This isn't a travel blog, but since I've finally buckled and bought a Kindle (actually my husband talked me into it after people kept raving about it to him at work), I thought I could combine my love of reading with a little review of my new book toy. So how is the Kindle everyone keeps asking me (including the guy sitting next to me on the plane who kept dropping his book, my husband, my friends, my kids). My answer is, it's just like reading a book, which is exactly as it should be. Actually it's a little better and a little worse than a treebook. Better, in that it's lighter than even a light paperback, and yet can still contain up to 3,500 books according to Amazon. That's a lotta books! For a heavy reader like me, running out of reading material is cause for panic, so it's kind of reassuring to have so much reading matter along for the ride, especially if it doesn't cripple you in the process. I've only got about 30 books on mine so far and I did my best to load up before I left (but it's new - give me time). So it's easy on the handbag, which means there's lots of room left for your children to stuff it full of their water bottles, their own bulky paperbacks (more on that later), and jackets. It's versatile too since it manages audios with perfect ease (I picked up an audio Cloudstreet, which I'm actually re-reading in paperback) and it works as well as an MP3 player. You can just turn it on and listen while driving or relaxing. It's easy enough to operate with one hand (I'm getting one for my mother, who has recently broken her arm, for Mother's Day), super easy to use and load up, and it will browse the internet using wi-fi or 3G if you get that version, though it's typing capability is reasonably limited - you can insert notes though, and bookmark, which makes it a pretty powerful tool for a reviewer. The screen contrast is perfect and I was able to read for several hours, even in sunlight when the sun finally came out, without any eyestrain, which is more than I can say for my netbook or laptop. Text is easily changed, which makes it good for those struggling with poor eyesight (not to mention the audio option), and there's an in-built dictionary (I haven't yet tested it with one of Martin Amis' books). All in all, as much as I like treebooks, I'm convinced that e-book readers like the Kindle will most certainly become the norm.

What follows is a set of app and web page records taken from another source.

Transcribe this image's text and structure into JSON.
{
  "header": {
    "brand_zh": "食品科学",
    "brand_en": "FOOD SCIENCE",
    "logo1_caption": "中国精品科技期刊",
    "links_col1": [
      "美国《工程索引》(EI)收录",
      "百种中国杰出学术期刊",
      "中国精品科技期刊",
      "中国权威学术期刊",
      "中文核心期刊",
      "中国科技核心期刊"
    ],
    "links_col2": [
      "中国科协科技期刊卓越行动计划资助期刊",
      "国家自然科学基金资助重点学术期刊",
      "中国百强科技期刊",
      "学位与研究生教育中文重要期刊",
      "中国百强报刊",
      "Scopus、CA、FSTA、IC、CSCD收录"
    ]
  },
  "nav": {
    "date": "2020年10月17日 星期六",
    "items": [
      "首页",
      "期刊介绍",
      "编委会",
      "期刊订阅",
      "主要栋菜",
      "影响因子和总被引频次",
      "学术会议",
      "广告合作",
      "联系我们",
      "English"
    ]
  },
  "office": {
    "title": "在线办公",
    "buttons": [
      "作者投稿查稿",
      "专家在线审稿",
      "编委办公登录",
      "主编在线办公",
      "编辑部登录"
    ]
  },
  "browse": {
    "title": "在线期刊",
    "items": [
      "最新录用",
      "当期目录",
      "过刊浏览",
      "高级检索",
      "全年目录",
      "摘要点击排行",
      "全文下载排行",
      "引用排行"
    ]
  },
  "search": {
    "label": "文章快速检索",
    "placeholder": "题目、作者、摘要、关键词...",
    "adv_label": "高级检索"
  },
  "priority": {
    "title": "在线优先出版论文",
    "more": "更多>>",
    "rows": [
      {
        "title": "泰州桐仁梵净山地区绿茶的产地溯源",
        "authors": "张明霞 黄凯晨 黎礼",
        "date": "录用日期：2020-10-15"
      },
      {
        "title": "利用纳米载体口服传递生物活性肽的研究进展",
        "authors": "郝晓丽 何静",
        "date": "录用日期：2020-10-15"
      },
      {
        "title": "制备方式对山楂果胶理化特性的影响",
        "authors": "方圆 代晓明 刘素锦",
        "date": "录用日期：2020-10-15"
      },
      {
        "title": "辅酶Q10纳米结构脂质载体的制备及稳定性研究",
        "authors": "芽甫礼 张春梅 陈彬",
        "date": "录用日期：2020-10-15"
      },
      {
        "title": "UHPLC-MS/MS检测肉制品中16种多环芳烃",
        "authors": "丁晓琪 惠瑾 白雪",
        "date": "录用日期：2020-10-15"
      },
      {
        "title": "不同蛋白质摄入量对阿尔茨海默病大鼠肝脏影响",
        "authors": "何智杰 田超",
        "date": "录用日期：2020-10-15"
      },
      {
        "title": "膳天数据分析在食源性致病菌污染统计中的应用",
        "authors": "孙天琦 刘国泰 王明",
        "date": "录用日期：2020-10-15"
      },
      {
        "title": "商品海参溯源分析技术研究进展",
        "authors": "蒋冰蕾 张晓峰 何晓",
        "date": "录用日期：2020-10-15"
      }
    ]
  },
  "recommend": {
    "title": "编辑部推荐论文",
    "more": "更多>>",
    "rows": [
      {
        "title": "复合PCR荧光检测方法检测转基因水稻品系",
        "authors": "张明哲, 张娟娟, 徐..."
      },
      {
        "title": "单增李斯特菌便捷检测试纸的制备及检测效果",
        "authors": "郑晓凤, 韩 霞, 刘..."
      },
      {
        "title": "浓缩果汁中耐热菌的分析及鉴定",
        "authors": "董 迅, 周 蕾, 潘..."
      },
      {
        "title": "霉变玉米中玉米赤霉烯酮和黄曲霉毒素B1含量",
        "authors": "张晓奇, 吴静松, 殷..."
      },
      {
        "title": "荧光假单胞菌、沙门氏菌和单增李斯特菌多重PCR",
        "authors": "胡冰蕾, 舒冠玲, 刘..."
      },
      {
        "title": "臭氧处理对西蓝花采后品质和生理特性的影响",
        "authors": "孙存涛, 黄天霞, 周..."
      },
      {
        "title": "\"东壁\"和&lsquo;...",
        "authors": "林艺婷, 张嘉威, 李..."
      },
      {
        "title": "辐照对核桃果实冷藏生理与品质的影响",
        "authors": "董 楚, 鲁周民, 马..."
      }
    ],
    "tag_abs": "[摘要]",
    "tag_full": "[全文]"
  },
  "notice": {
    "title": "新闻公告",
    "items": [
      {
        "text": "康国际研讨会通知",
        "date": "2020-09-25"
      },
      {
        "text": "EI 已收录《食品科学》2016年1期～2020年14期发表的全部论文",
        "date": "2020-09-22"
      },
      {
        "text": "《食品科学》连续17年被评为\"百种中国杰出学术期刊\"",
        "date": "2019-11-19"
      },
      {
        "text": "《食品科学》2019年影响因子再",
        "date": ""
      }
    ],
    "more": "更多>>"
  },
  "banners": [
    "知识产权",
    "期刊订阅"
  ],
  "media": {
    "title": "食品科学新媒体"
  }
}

What's a little worse? Firstly, because it's an electronic device, you have to power it off on take-off and landing. Secondly, you can't really look over the shoulder of your fellow Kindle toting passengers and check out what they're reading (I like to spy on other people's books - and harbour a pathetic hope that one day I'll catch someone reading one of my books) though this may be a benefit for those that read clandestinely. Thirdly, I still ended up spending over $100 on treebooks at the airport because my kids had all finished the paperbacks they'd brought and needed more. That's half the cost of my Kindle, which actually makes this 'thirdly' point a 'better' rather than 'worse', since we were trying to travel lightly and I ended up carrying about 6 paperbacks in my handbag (and the water bottles, the spare jackets, the hats, etc) - that's what I get for buying a light, portable ebook reader and carrying a large handbag.
The trip? Great Ocean Road in Victoria. Near Lorne. Absolutely beautiful scenery, even in the rain. Those are a few of the Twelve Apostles above. Kindle in left hand, camera in right. Just kidding (though it's probably do-able). You've got to give the books a rest sometime and look around.